- Agronomic: corn, grass (misc. perennial), hay
- Additional Plants: native plants
- Animals: bovine
- Animal Production: grazing - rotational, watering systems, feed/forage
- Education and Training: demonstration, display, extension, farmer to farmer, networking, on-farm/ranch research
- Farm Business Management: budgets/cost and returns, agricultural finance, value added
- Soil Management: soil quality/health
- Sustainable Communities: sustainability measures
The objective of the Southern Iowa Forage and Livestock Committee (SIFLC) which was established in 1989 as a cooperative effort between area farmers, local business people, the Natural Resources Conservation Service (NRCS), Iowa State University Extension, Rural Economic and Community Development (RECD), and Farm Services Agency (FSA) is to demonstrate an economically feasible and environmentally sound alternative to row crop production on highly erodible marginal land regardless of whether the current land use is CRP, cropland, or pasture.
We are demonstrating and implementing grazing systems and forage production on highly erodible marginal land as an alternative to row crop production. Education of landowners and operators, business people, students, and government agency personnel are key to this project.
SIFLC demonstrates management intensive grazing using beef cattle as an alternative to row crop production. The project consists of a farm in southwest Iowa currently enrolled in CRP made of class IV land with a CSR average of 34. Three different grazing systems established on the farm utilize contour lane systems to move cattle and reduce erosion in the lanes, high powered “New Zealand” style electric fence and several types of watering systems. The fence is powered demonstrating the use of solar power and REC Hi-Line. Four different water systems are demonstrated on the farm, gravity flow, electric pumps using solar and REC Hi-Line, and cattle powered “nose” pumps. This farm demonstrates concepts that producers can use to implement intensive grazing systems on their land.
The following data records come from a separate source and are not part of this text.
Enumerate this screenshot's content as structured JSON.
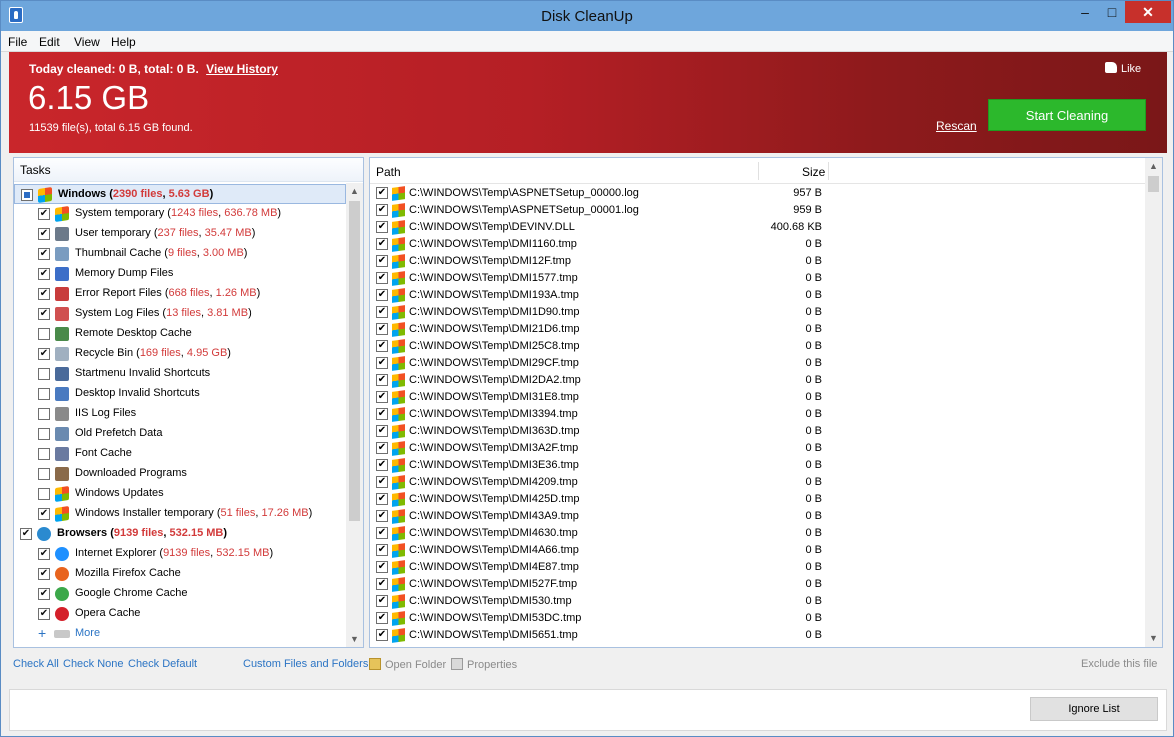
{
  "window": {
    "title": "Disk CleanUp",
    "minimize": "–",
    "maximize": "□",
    "close": "✕"
  },
  "menu": [
    "File",
    "Edit",
    "View",
    "Help"
  ],
  "banner": {
    "today_text": "Today cleaned: 0 B, total: 0 B.",
    "view_history": "View History",
    "total_size": "6.15 GB",
    "found_text": "11539 file(s), total 6.15 GB found.",
    "like": "Like",
    "rescan": "Rescan",
    "start_cleaning": "Start Cleaning"
  },
  "tasks": {
    "header": "Tasks",
    "rows": [
      {
        "group": true,
        "checked": "partial",
        "name": "Windows",
        "files": "2390 files",
        "size": "5.63 GB",
        "icon": "windows-icon",
        "color": "#f0a020"
      },
      {
        "group": false,
        "checked": true,
        "name": "System temporary",
        "files": "1243 files",
        "size": "636.78 MB",
        "icon": "windows-temp-icon",
        "color": "#f0a020"
      },
      {
        "group": false,
        "checked": true,
        "name": "User temporary",
        "files": "237 files",
        "size": "35.47 MB",
        "icon": "user-temp-icon",
        "color": "#6c7a8a"
      },
      {
        "group": false,
        "checked": true,
        "name": "Thumbnail Cache",
        "files": "9 files",
        "size": "3.00 MB",
        "icon": "thumbnail-icon",
        "color": "#7a9cc0"
      },
      {
        "group": false,
        "checked": true,
        "name": "Memory Dump Files",
        "files": "",
        "size": "",
        "icon": "memory-dump-icon",
        "color": "#3c6ec8"
      },
      {
        "group": false,
        "checked": true,
        "name": "Error Report Files",
        "files": "668 files",
        "size": "1.26 MB",
        "icon": "error-report-icon",
        "color": "#c83c3c"
      },
      {
        "group": false,
        "checked": true,
        "name": "System Log Files",
        "files": "13 files",
        "size": "3.81 MB",
        "icon": "system-log-icon",
        "color": "#d05050"
      },
      {
        "group": false,
        "checked": false,
        "name": "Remote Desktop Cache",
        "files": "",
        "size": "",
        "icon": "remote-desktop-icon",
        "color": "#4a8a4a"
      },
      {
        "group": false,
        "checked": true,
        "name": "Recycle Bin",
        "files": "169 files",
        "size": "4.95 GB",
        "icon": "recycle-bin-icon",
        "color": "#a0b0c0"
      },
      {
        "group": false,
        "checked": false,
        "name": "Startmenu Invalid Shortcuts",
        "files": "",
        "size": "",
        "icon": "startmenu-icon",
        "color": "#4a6a9a"
      },
      {
        "group": false,
        "checked": false,
        "name": "Desktop Invalid Shortcuts",
        "files": "",
        "size": "",
        "icon": "desktop-shortcut-icon",
        "color": "#4a7ac0"
      },
      {
        "group": false,
        "checked": false,
        "name": "IIS Log Files",
        "files": "",
        "size": "",
        "icon": "iis-log-icon",
        "color": "#8a8a8a"
      },
      {
        "group": false,
        "checked": false,
        "name": "Old Prefetch Data",
        "files": "",
        "size": "",
        "icon": "prefetch-icon",
        "color": "#6a8ab0"
      },
      {
        "group": false,
        "checked": false,
        "name": "Font Cache",
        "files": "",
        "size": "",
        "icon": "font-cache-icon",
        "color": "#6a7aa0"
      },
      {
        "group": false,
        "checked": false,
        "name": "Downloaded Programs",
        "files": "",
        "size": "",
        "icon": "downloaded-programs-icon",
        "color": "#8a6a4a"
      },
      {
        "group": false,
        "checked": false,
        "name": "Windows Updates",
        "files": "",
        "size": "",
        "icon": "windows-updates-icon",
        "color": "#f0a020"
      },
      {
        "group": false,
        "checked": true,
        "name": "Windows Installer temporary",
        "files": "51 files",
        "size": "17.26 MB",
        "icon": "installer-icon",
        "color": "#f0a020"
      },
      {
        "group": true,
        "checked": true,
        "name": "Browsers",
        "files": "9139 files",
        "size": "532.15 MB",
        "icon": "globe-icon",
        "color": "#2a8ad0"
      },
      {
        "group": false,
        "checked": true,
        "name": "Internet Explorer",
        "files": "9139 files",
        "size": "532.15 MB",
        "icon": "internet-explorer-icon",
        "color": "#1e90ff"
      },
      {
        "group": false,
        "checked": true,
        "name": "Mozilla Firefox Cache",
        "files": "",
        "size": "",
        "icon": "firefox-icon",
        "color": "#e8641e"
      },
      {
        "group": false,
        "checked": true,
        "name": "Google Chrome Cache",
        "files": "",
        "size": "",
        "icon": "chrome-icon",
        "color": "#3ca84a"
      },
      {
        "group": false,
        "checked": true,
        "name": "Opera Cache",
        "files": "",
        "size": "",
        "icon": "opera-icon",
        "color": "#d4202a"
      }
    ],
    "more_label": "More"
  },
  "filelist": {
    "col_path": "Path",
    "col_size": "Size",
    "rows": [
      {
        "path": "C:\\WINDOWS\\Temp\\ASPNETSetup_00000.log",
        "size": "957 B"
      },
      {
        "path": "C:\\WINDOWS\\Temp\\ASPNETSetup_00001.log",
        "size": "959 B"
      },
      {
        "path": "C:\\WINDOWS\\Temp\\DEVINV.DLL",
        "size": "400.68 KB"
      },
      {
        "path": "C:\\WINDOWS\\Temp\\DMI1160.tmp",
        "size": "0 B"
      },
      {
        "path": "C:\\WINDOWS\\Temp\\DMI12F.tmp",
        "size": "0 B"
      },
      {
        "path": "C:\\WINDOWS\\Temp\\DMI1577.tmp",
        "size": "0 B"
      },
      {
        "path": "C:\\WINDOWS\\Temp\\DMI193A.tmp",
        "size": "0 B"
      },
      {
        "path": "C:\\WINDOWS\\Temp\\DMI1D90.tmp",
        "size": "0 B"
      },
      {
        "path": "C:\\WINDOWS\\Temp\\DMI21D6.tmp",
        "size": "0 B"
      },
      {
        "path": "C:\\WINDOWS\\Temp\\DMI25C8.tmp",
        "size": "0 B"
      },
      {
        "path": "C:\\WINDOWS\\Temp\\DMI29CF.tmp",
        "size": "0 B"
      },
      {
        "path": "C:\\WINDOWS\\Temp\\DMI2DA2.tmp",
        "size": "0 B"
      },
      {
        "path": "C:\\WINDOWS\\Temp\\DMI31E8.tmp",
        "size": "0 B"
      },
      {
        "path": "C:\\WINDOWS\\Temp\\DMI3394.tmp",
        "size": "0 B"
      },
      {
        "path": "C:\\WINDOWS\\Temp\\DMI363D.tmp",
        "size": "0 B"
      },
      {
        "path": "C:\\WINDOWS\\Temp\\DMI3A2F.tmp",
        "size": "0 B"
      },
      {
        "path": "C:\\WINDOWS\\Temp\\DMI3E36.tmp",
        "size": "0 B"
      },
      {
        "path": "C:\\WINDOWS\\Temp\\DMI4209.tmp",
        "size": "0 B"
      },
      {
        "path": "C:\\WINDOWS\\Temp\\DMI425D.tmp",
        "size": "0 B"
      },
      {
        "path": "C:\\WINDOWS\\Temp\\DMI43A9.tmp",
        "size": "0 B"
      },
      {
        "path": "C:\\WINDOWS\\Temp\\DMI4630.tmp",
        "size": "0 B"
      },
      {
        "path": "C:\\WINDOWS\\Temp\\DMI4A66.tmp",
        "size": "0 B"
      },
      {
        "path": "C:\\WINDOWS\\Temp\\DMI4E87.tmp",
        "size": "0 B"
      },
      {
        "path": "C:\\WINDOWS\\Temp\\DMI527F.tmp",
        "size": "0 B"
      },
      {
        "path": "C:\\WINDOWS\\Temp\\DMI530.tmp",
        "size": "0 B"
      },
      {
        "path": "C:\\WINDOWS\\Temp\\DMI53DC.tmp",
        "size": "0 B"
      },
      {
        "path": "C:\\WINDOWS\\Temp\\DMI5651.tmp",
        "size": "0 B"
      }
    ]
  },
  "actions": {
    "check_all": "Check All",
    "check_none": "Check None",
    "check_default": "Check Default",
    "custom_files": "Custom Files and Folders",
    "open_folder": "Open Folder",
    "properties": "Properties",
    "exclude": "Exclude this file"
  },
  "bottom": {
    "ignore_list": "Ignore List"
  }
}
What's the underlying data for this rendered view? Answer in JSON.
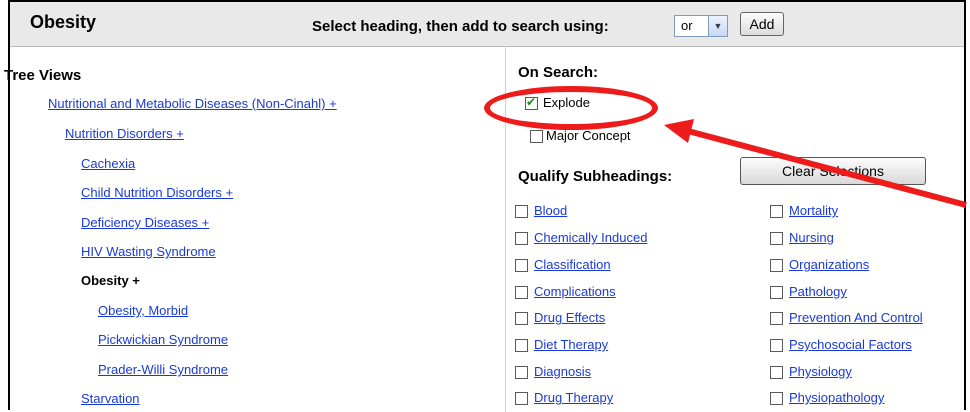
{
  "header": {
    "title": "Obesity",
    "instruction": "Select heading, then add to search using:",
    "operator_value": "or",
    "add_label": "Add"
  },
  "tree": {
    "title": "Tree Views",
    "items": [
      {
        "label": "Nutritional and Metabolic Diseases (Non-Cinahl) +"
      },
      {
        "label": "Nutrition Disorders +"
      },
      {
        "label": "Cachexia"
      },
      {
        "label": "Child Nutrition Disorders +"
      },
      {
        "label": "Deficiency Diseases +"
      },
      {
        "label": "HIV Wasting Syndrome"
      },
      {
        "label": "Obesity +"
      },
      {
        "label": "Obesity, Morbid"
      },
      {
        "label": "Pickwickian Syndrome"
      },
      {
        "label": "Prader-Willi Syndrome"
      },
      {
        "label": "Starvation"
      }
    ]
  },
  "on_search": {
    "title": "On Search:",
    "explode_label": "Explode",
    "explode_checked": true,
    "major_label": "Major Concept",
    "major_checked": false
  },
  "subheadings": {
    "title": "Qualify Subheadings:",
    "clear_label": "Clear Selections",
    "left": [
      "Blood",
      "Chemically Induced",
      "Classification",
      "Complications",
      "Drug Effects",
      "Diet Therapy",
      "Diagnosis",
      "Drug Therapy"
    ],
    "right": [
      "Mortality",
      "Nursing",
      "Organizations",
      "Pathology",
      "Prevention And Control",
      "Psychosocial Factors",
      "Physiology",
      "Physiopathology"
    ]
  },
  "annotation": {
    "highlight_color": "#ee1b1b"
  }
}
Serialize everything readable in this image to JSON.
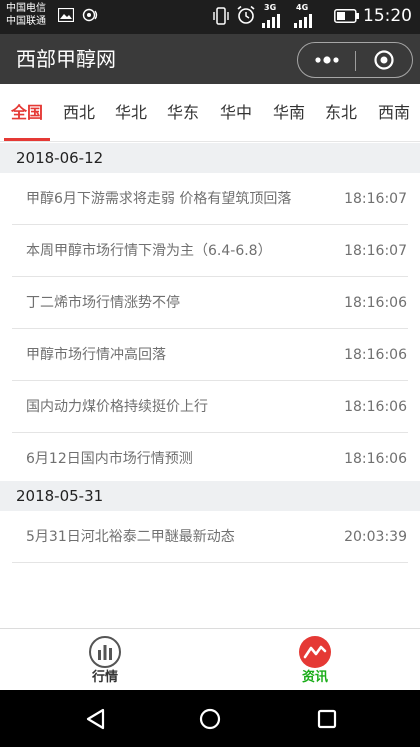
{
  "status_bar": {
    "carrier_1": "中国电信",
    "carrier_2": "中国联通",
    "net_3g": "3G",
    "net_4g": "4G",
    "time": "15:20"
  },
  "header": {
    "title": "西部甲醇网"
  },
  "tabs": [
    {
      "label": "全国",
      "active": true
    },
    {
      "label": "西北",
      "active": false
    },
    {
      "label": "华北",
      "active": false
    },
    {
      "label": "华东",
      "active": false
    },
    {
      "label": "华中",
      "active": false
    },
    {
      "label": "华南",
      "active": false
    },
    {
      "label": "东北",
      "active": false
    },
    {
      "label": "西南",
      "active": false
    }
  ],
  "news_groups": [
    {
      "date": "2018-06-12",
      "items": [
        {
          "title": "甲醇6月下游需求将走弱 价格有望筑顶回落",
          "time": "18:16:07"
        },
        {
          "title": "本周甲醇市场行情下滑为主（6.4-6.8）",
          "time": "18:16:07"
        },
        {
          "title": "丁二烯市场行情涨势不停",
          "time": "18:16:06"
        },
        {
          "title": "甲醇市场行情冲高回落",
          "time": "18:16:06"
        },
        {
          "title": "国内动力煤价格持续挺价上行",
          "time": "18:16:06"
        },
        {
          "title": "6月12日国内市场行情预测",
          "time": "18:16:06"
        }
      ]
    },
    {
      "date": "2018-05-31",
      "items": [
        {
          "title": "5月31日河北裕泰二甲醚最新动态",
          "time": "20:03:39"
        }
      ]
    }
  ],
  "bottom_tabs": [
    {
      "label": "行情",
      "icon": "market-chart-icon",
      "active": false
    },
    {
      "label": "资讯",
      "icon": "news-trend-icon",
      "active": true
    }
  ],
  "colors": {
    "accent": "#e53935",
    "active_green": "#1aad19",
    "header_bg": "#3a3a3a",
    "status_bg": "#1e1e1e"
  }
}
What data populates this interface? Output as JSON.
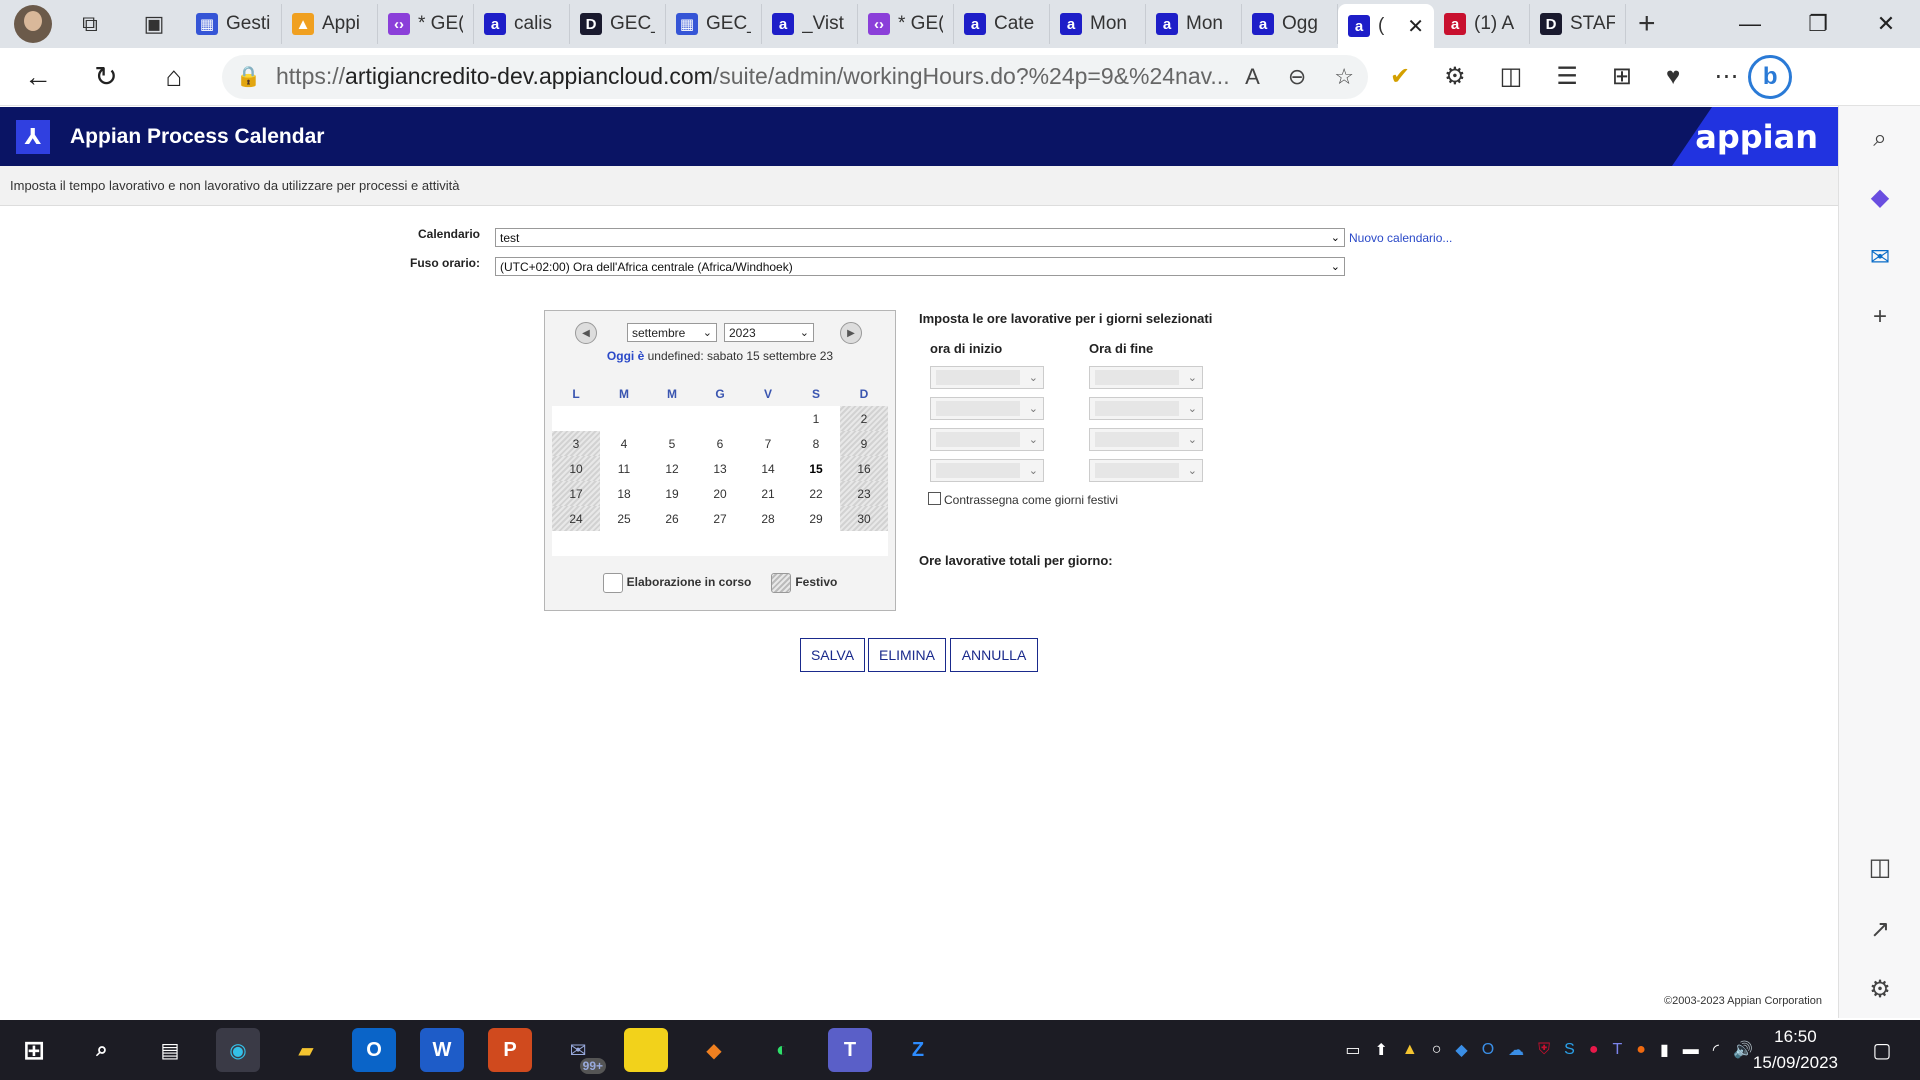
{
  "browser": {
    "tabs": [
      {
        "label": "Gesti",
        "icon": "grid"
      },
      {
        "label": "Appi",
        "icon": "pma"
      },
      {
        "label": "* GE(",
        "icon": "code"
      },
      {
        "label": "calis",
        "icon": "appian"
      },
      {
        "label": "GEC_",
        "icon": "dark"
      },
      {
        "label": "GEC_",
        "icon": "grid"
      },
      {
        "label": "_Vist",
        "icon": "appian"
      },
      {
        "label": "* GE(",
        "icon": "code"
      },
      {
        "label": "Cate",
        "icon": "appian"
      },
      {
        "label": "Mon",
        "icon": "appian"
      },
      {
        "label": "Mon",
        "icon": "appian"
      },
      {
        "label": "Ogg",
        "icon": "appian"
      },
      {
        "label": "(",
        "icon": "appian",
        "active": true
      },
      {
        "label": "(1) A",
        "icon": "red"
      },
      {
        "label": "STAF",
        "icon": "dark"
      }
    ],
    "address": {
      "scheme": "https://",
      "host": "artigiancredito-dev.appiancloud.com",
      "path": "/suite/admin/workingHours.do?%24p=9&%24nav..."
    }
  },
  "app": {
    "title": "Appian Process Calendar",
    "brand": "appian",
    "subtitle": "Imposta il tempo lavorativo e non lavorativo da utilizzare per processi e attività"
  },
  "form": {
    "calendar_label": "Calendario",
    "calendar_value": "test",
    "new_calendar_link": "Nuovo calendario...",
    "timezone_label": "Fuso orario:",
    "timezone_value": "(UTC+02:00) Ora dell'Africa centrale (Africa/Windhoek)"
  },
  "calendar": {
    "month": "settembre",
    "year": "2023",
    "today_prefix": "Oggi",
    "today_verb": "è",
    "today_text": "undefined: sabato 15 settembre 23",
    "weekdays": [
      "L",
      "M",
      "M",
      "G",
      "V",
      "S",
      "D"
    ],
    "weeks": [
      [
        "",
        "",
        "",
        "",
        "",
        "1",
        "2"
      ],
      [
        "3",
        "4",
        "5",
        "6",
        "7",
        "8",
        "9"
      ],
      [
        "10",
        "11",
        "12",
        "13",
        "14",
        "15",
        "16"
      ],
      [
        "17",
        "18",
        "19",
        "20",
        "21",
        "22",
        "23"
      ],
      [
        "24",
        "25",
        "26",
        "27",
        "28",
        "29",
        "30"
      ],
      [
        "",
        "",
        "",
        "",
        "",
        "",
        ""
      ]
    ],
    "today_day": "15",
    "legend_processing": "Elaborazione in corso",
    "legend_holiday": "Festivo"
  },
  "hours": {
    "title": "Imposta le ore lavorative per i giorni selezionati",
    "start_header": "ora di inizio",
    "end_header": "Ora di fine",
    "holiday_checkbox": "Contrassegna come giorni festivi",
    "total_label": "Ore lavorative totali per giorno:"
  },
  "buttons": {
    "save": "SALVA",
    "delete": "ELIMINA",
    "cancel": "ANNULLA"
  },
  "footer": {
    "copyright": "©2003-2023 Appian Corporation"
  },
  "taskbar": {
    "badge": "99+",
    "time": "16:50",
    "date": "15/09/2023"
  }
}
ISU furnishes cow/calf pairs and “stocker steers” for the grazing systems. These cattle are utilized to demonstrate economic profitability verses row crop production.
Forage interseedings and their benefits have been of special interest to farmers. We have been able to demonstrate the economic and environmental benefits gained. Producers can put this information to work through the use of our Great Plains No-Till Drill that is made available in Southern Iowa to rent for pasture interseeding and establishment.
The transfer of information created by this project is disseminated to our target audience through the utilization of field days, county level pasture management meetings, open houses, grazing seminars, farm tours, speaking engagements, annual reports, articles in newspapers, trade magazines, and scientific journals. Our Two-Day Grazing Clinic held in June of each year is important because it is the only seminar of its kind held in Iowa. Participants attend gaining knowledge from the classroom as well as seeing and participating with a “hands on” approach at the demonstration farm.
SIFLC’s mission statement is to demonstrate an economically feasible and environmentally sound alternative to row crop production on highly erodible marginal land. As the project has evolved SIFLC has encouraged an alternative land use to intensive row crop production on highly erodible marginal land regardless of whether the current land use is CRP or cropland.
The project demonstrates management intensive grazing using beef cattle as an alternative to row crop production on a farm currently enrolled in CRP with predominantly glacial till and paleosol soils on 9-14% slopes (class IV land). Three different grazing systems are established on the farm. These systems utilize a contour lane system to move cattle and reduce erosion in the lanes, high powered “New Zealand” style electric fence, and several types of watering systems. This farm demonstrates concepts that producers can use to implement intensive grazing systems on their land.
Each project year we compile data and summarize our findings in an annual report. To date we have a summary of our “stocker” steer grazing and cow-calf project. The steers gained 1.86 lb. per day for a gain of 232.75 lbs. per acre. The four paddock treatment calf group gained 2.18 lbs. per day for a gain of 183.62 lbs. per acre. The thirteen paddock treatment calf group gained 2.23 lbs. per day for a gain of 195.87 lbs. per acre. The combined calf group gained an average of 2.21 lbs. per day. This along with other data allows us to prepare a table for income and expenses for cropping alternatives on HEL in Adams County. This funnels down the hard data learned from our work.
The results of our project are also measured by the amount of contact we have with our target audience. We personally involved 1,350 citizens in a process of discovery and learning that may allow them to make economic and environmental decisions that will benefit them which in turn will achieve a more sustainable agriculture.
1. Improve the understanding of grazing systems to assist the landowner in seeing the economic potential and environmental benefits when making land use decisions.
2. Demonstrate the use of good management practices on pastureland that will reduce soil loss, reduce nutrient loss, and pesticide loss.
3. Educate our target audience on the economic and environmental benefits of rotational grazing systems verses row crop production on highly erodible marginal land.
4. Maximize profitability